But while quietly plundering the poorer nations, our pirate states like to pretend that they are compassionate and even-handed. Britain's Department of Trade and Industry, as it website boasts, holds regular meetings with campaign groups such as the World Development Movement, in order to "share information" and "gather views".
But, as a series of leaked documents shows, behind the scenes the British government is doing all it can to undermine them.
The papers were discovered by members of the research group Corporate Europe Observatory, who were investigating a powerful trade association called International Financial Services, London. The researchers stumbled upon an unlinked page, accidentally appended to the lobbyists' website.
International Financial Services, London is one of several British groups hoping that the trade talks can be expanded to cover a wide range of service industries. The proposed new General Agreement on Trade in Services, due to be discussed alongside the other treaties in Qatar, could oblige countries to privatise key public services such as health, education and water.
The leaked page contained the minutes of meetings held by the "Liberalisation of Trade in Services" committee set up to liaise between IFSL and the British government.
British civil servants, the researchers discovered, were worried that campaign groups opposed to the General Agreement on Trade in Services were becoming too effective. The minutes recorded that Matthew Lownds, from the Foreign Office, "noted that the campaign by the World Development Movement in particular was leading to a broadening of concerns. ... He also pointed to the need to coordinate business responses to the NGO's allegations."

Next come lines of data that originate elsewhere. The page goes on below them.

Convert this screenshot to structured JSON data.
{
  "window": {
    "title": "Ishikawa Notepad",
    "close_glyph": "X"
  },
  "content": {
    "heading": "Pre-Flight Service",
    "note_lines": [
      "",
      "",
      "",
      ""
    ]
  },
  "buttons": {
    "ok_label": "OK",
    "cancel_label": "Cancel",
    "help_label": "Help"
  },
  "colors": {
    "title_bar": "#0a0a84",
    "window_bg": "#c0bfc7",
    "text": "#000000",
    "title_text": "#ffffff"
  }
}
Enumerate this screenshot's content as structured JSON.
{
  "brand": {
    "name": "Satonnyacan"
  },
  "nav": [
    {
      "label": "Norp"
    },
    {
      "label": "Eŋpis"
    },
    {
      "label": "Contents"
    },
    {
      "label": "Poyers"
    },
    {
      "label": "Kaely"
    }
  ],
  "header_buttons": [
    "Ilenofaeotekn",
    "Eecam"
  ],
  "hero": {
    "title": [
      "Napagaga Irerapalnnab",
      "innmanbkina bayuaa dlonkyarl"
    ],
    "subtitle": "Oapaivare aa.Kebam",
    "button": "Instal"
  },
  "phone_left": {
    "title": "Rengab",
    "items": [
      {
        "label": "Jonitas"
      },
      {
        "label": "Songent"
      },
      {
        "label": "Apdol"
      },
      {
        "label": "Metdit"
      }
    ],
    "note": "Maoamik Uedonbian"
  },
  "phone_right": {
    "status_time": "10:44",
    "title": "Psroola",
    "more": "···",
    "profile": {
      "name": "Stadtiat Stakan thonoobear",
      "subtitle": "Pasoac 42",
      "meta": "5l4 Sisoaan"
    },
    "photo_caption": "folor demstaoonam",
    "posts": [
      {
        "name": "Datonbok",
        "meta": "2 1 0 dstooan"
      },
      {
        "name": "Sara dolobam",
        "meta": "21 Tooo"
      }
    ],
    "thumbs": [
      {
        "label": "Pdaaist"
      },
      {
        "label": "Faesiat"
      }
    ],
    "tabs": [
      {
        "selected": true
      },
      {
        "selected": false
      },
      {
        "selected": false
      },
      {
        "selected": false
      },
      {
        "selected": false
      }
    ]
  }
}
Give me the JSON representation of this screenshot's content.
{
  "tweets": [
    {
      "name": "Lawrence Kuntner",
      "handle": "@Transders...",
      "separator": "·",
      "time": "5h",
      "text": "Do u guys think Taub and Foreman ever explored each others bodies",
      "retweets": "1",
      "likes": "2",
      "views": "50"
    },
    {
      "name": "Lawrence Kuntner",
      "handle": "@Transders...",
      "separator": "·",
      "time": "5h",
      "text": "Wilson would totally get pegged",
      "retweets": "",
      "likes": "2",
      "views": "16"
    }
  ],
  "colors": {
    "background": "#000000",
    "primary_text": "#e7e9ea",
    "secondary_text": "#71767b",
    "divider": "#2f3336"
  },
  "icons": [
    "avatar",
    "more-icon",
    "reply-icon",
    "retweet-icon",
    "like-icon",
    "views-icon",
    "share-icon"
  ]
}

Malcolm McKinnon, a civil servant from the Department of Trade and Industry, complained that the case for the general agreement was "vulnerable" when campaigners asked for "proof of where the economic benefits lay" for poor nations. The committee decided to spend pounds50-70,000 to "counter the NGOs".
More damagingly, the civil servants appear to have been passing critical European Union papers to the business people on the committee, including negotiating documents from other countries, which could be enormously valuable to companies hoping to anticipate hostile positions. These papers, the Corporate Europe Observatory points out, are unavailable even to members of the European Parliament.
So the government, while secretly colluding with corporate lobbyists, has been double-crossing the public and undermining some of the poorest countries on earth. Tony Blair and Clare Short call this process "development". It is not development. It's piracy.